▸ Try it
Go through the data below and return each line where the string "Include" occurs.

§

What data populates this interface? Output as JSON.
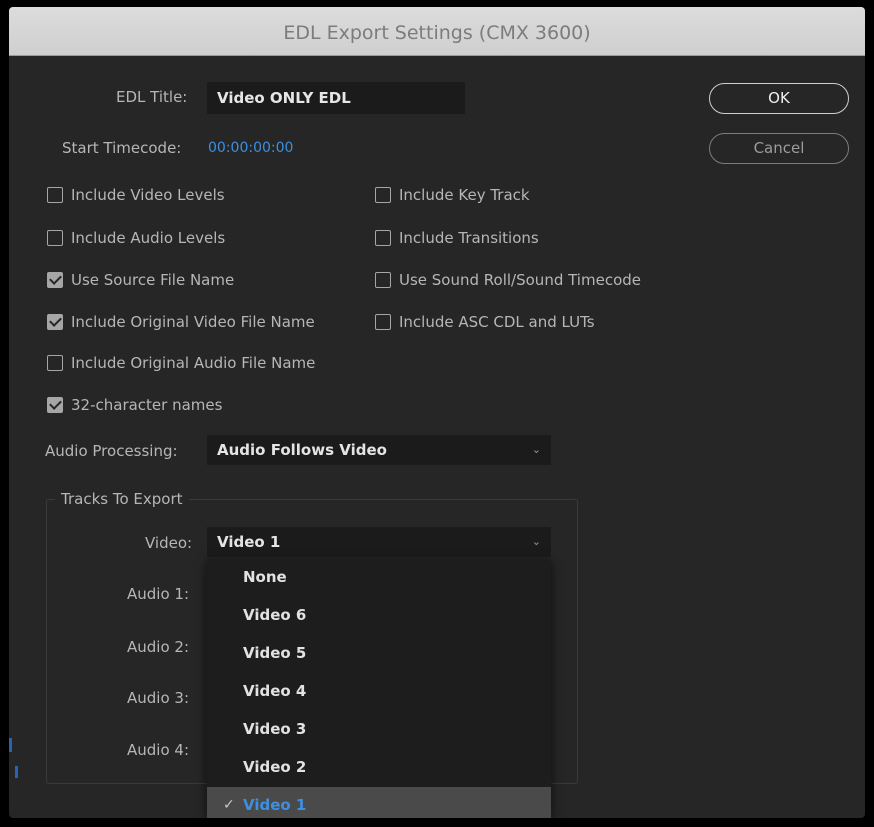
{
  "dialog": {
    "title": "EDL Export Settings (CMX 3600)",
    "edl_title_label": "EDL Title:",
    "edl_title_value": "Video ONLY EDL",
    "start_timecode_label": "Start Timecode:",
    "start_timecode_value": "00:00:00:00",
    "ok_label": "OK",
    "cancel_label": "Cancel"
  },
  "options": {
    "left": [
      {
        "label": "Include Video Levels",
        "checked": false
      },
      {
        "label": "Include Audio Levels",
        "checked": false
      },
      {
        "label": "Use Source File Name",
        "checked": true
      },
      {
        "label": "Include Original Video File Name",
        "checked": true
      },
      {
        "label": "Include Original Audio File Name",
        "checked": false
      },
      {
        "label": "32-character names",
        "checked": true
      }
    ],
    "right": [
      {
        "label": "Include Key Track",
        "checked": false
      },
      {
        "label": "Include Transitions",
        "checked": false
      },
      {
        "label": "Use Sound Roll/Sound Timecode",
        "checked": false
      },
      {
        "label": "Include ASC CDL and LUTs",
        "checked": false
      }
    ]
  },
  "audio_processing": {
    "label": "Audio Processing:",
    "value": "Audio Follows Video"
  },
  "tracks": {
    "group_label": "Tracks To Export",
    "video_label": "Video:",
    "video_value": "Video 1",
    "audio_labels": [
      "Audio 1:",
      "Audio 2:",
      "Audio 3:",
      "Audio 4:"
    ]
  },
  "video_menu": {
    "items": [
      "None",
      "Video 6",
      "Video 5",
      "Video 4",
      "Video 3",
      "Video 2",
      "Video 1"
    ],
    "selected": "Video 1"
  },
  "colors": {
    "accent": "#3d8fe0",
    "dialog_bg": "#262626",
    "field_bg": "#1b1b1b"
  }
}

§

▸ Solution to this exercise
        "label": "Include Video Levels",
        "label": "Include Audio Levels",
        "label": "Include Original Video File Name",
        "label": "Include Original Audio File Name",
        "label": "Include Key Track",
        "label": "Include Transitions",
        "label": "Include ASC CDL and LUTs",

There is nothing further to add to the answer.